The city of Arezzo, set at the confluence of four valleys, was a great Etruscan and Roman centre. Extensive evidence is conserved in the Museo Archeologico, housed in a former Olivetan monastery built over part of the Roman amphitheatre. Guido Tarlati, Bishop of Arezzo in the first half of the fourteenth century, transformed the city into a major cultural and artistic centre.
Wine & Food Magazine

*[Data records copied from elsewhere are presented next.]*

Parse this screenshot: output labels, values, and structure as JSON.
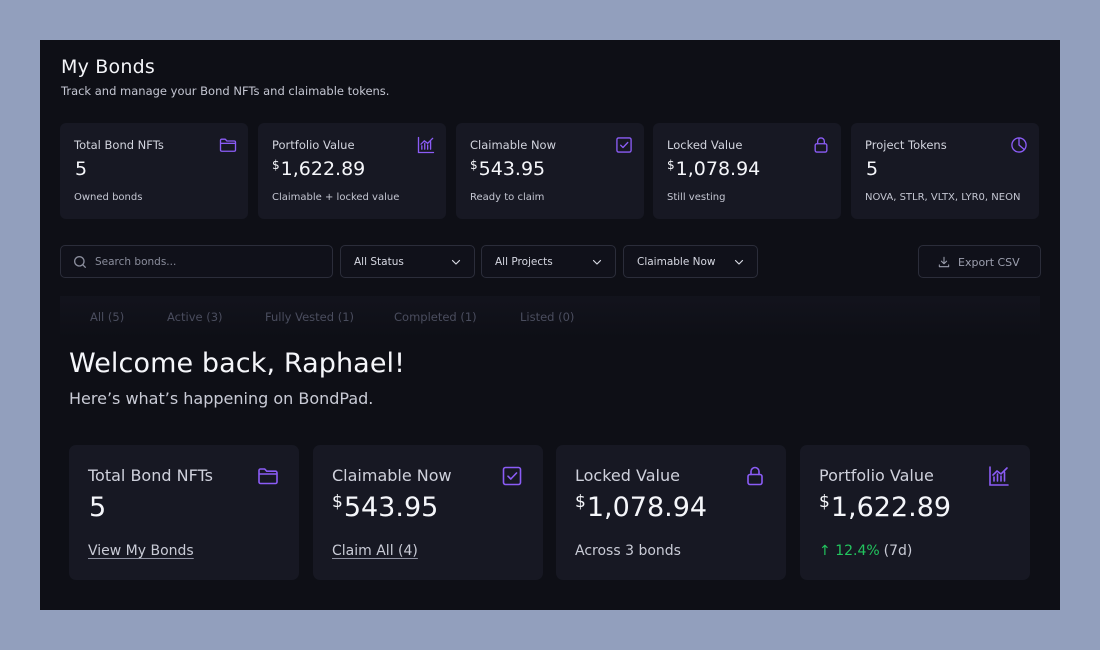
{
  "header": {
    "title": "My Bonds",
    "subtitle": "Track and manage your Bond NFTs and claimable tokens."
  },
  "stats": [
    {
      "label": "Total Bond NFTs",
      "currency": "",
      "value": "5",
      "sub": "Owned bonds",
      "icon": "folder-icon"
    },
    {
      "label": "Portfolio Value",
      "currency": "$",
      "value": "1,622.89",
      "sub": "Claimable + locked value",
      "icon": "chart-icon"
    },
    {
      "label": "Claimable Now",
      "currency": "$",
      "value": "543.95",
      "sub": "Ready to claim",
      "icon": "checkbox-icon"
    },
    {
      "label": "Locked Value",
      "currency": "$",
      "value": "1,078.94",
      "sub": "Still vesting",
      "icon": "lock-icon"
    },
    {
      "label": "Project Tokens",
      "currency": "",
      "value": "5",
      "sub": "NOVA, STLR, VLTX, LYR0, NEON",
      "icon": "pie-chart-icon"
    }
  ],
  "filters": {
    "search_placeholder": "Search bonds...",
    "status": "All Status",
    "projects": "All Projects",
    "sort": "Claimable Now",
    "export_label": "Export CSV"
  },
  "tabs": [
    {
      "label": "All (5)"
    },
    {
      "label": "Active (3)"
    },
    {
      "label": "Fully Vested (1)"
    },
    {
      "label": "Completed (1)"
    },
    {
      "label": "Listed (0)"
    }
  ],
  "welcome": {
    "title": "Welcome back, Raphael!",
    "subtitle": "Here’s what’s happening on BondPad."
  },
  "overview": [
    {
      "label": "Total Bond NFTs",
      "currency": "",
      "value": "5",
      "foot": "View My Bonds",
      "icon": "folder-icon"
    },
    {
      "label": "Claimable Now",
      "currency": "$",
      "value": "543.95",
      "foot": "Claim All (4)",
      "icon": "checkbox-icon"
    },
    {
      "label": "Locked Value",
      "currency": "$",
      "value": "1,078.94",
      "foot": "Across 3 bonds",
      "icon": "lock-icon"
    },
    {
      "label": "Portfolio Value",
      "currency": "$",
      "value": "1,622.89",
      "trend_arrow": "↑",
      "trend_value": "12.4%",
      "trend_period": "(7d)",
      "icon": "chart-icon"
    }
  ],
  "colors": {
    "accent": "#8b5cf6",
    "positive": "#22c55e",
    "card": "#171823",
    "panel": "#0e0f16"
  }
}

In 1304 Francesco Petrarca was born here. At the end of the fourteenth century Arezzo came under the control of Florence, and later of the Medici, up to the mid eighteenth century. The city offers innumerable artistic masterpieces: from the Romanesque church of Santa Maria to the Gothic cathedral, to the mediaeval churches of San Domenico and San Francesco (the former houses Cimabue’s youthful Crucifix, and in the latter Piero della Francesca painted his extraordinary masterpiece The Legend of the True Cross, a superbly harmonious symphony of form and colour by the great Renaissance master). Centuries of history and culture are illustrated by the mediaeval mansions, such as the Palazzo Comunale, the Palazzo Pretorio, and the Palazzo della Fraternita, the Renaissance loggias designed by Giorgio Vasari and the artist’s own House-Museum, as well as the Medici Fortress. Piazza Grande with its tower-houses provides the backdrop to the oldest and most famous Antiques Fair, which takes place on the first Sunday of the month and the preceding Saturday, and to the Giostra del Saracino, a knightly tournament which is revived twice yearly in June and September. Precious works of art are conserved in other museums of the city. Jewellery and antiques are among the major economic activities of the city. The local cuisine features simple fare: crostini neri (or chicken liver toasts), bread soup, Tarlati soup, the gattò (a typical cake), all perfectly accompanied by the wines of the Colli Aretini and by an excellent Vinsanto.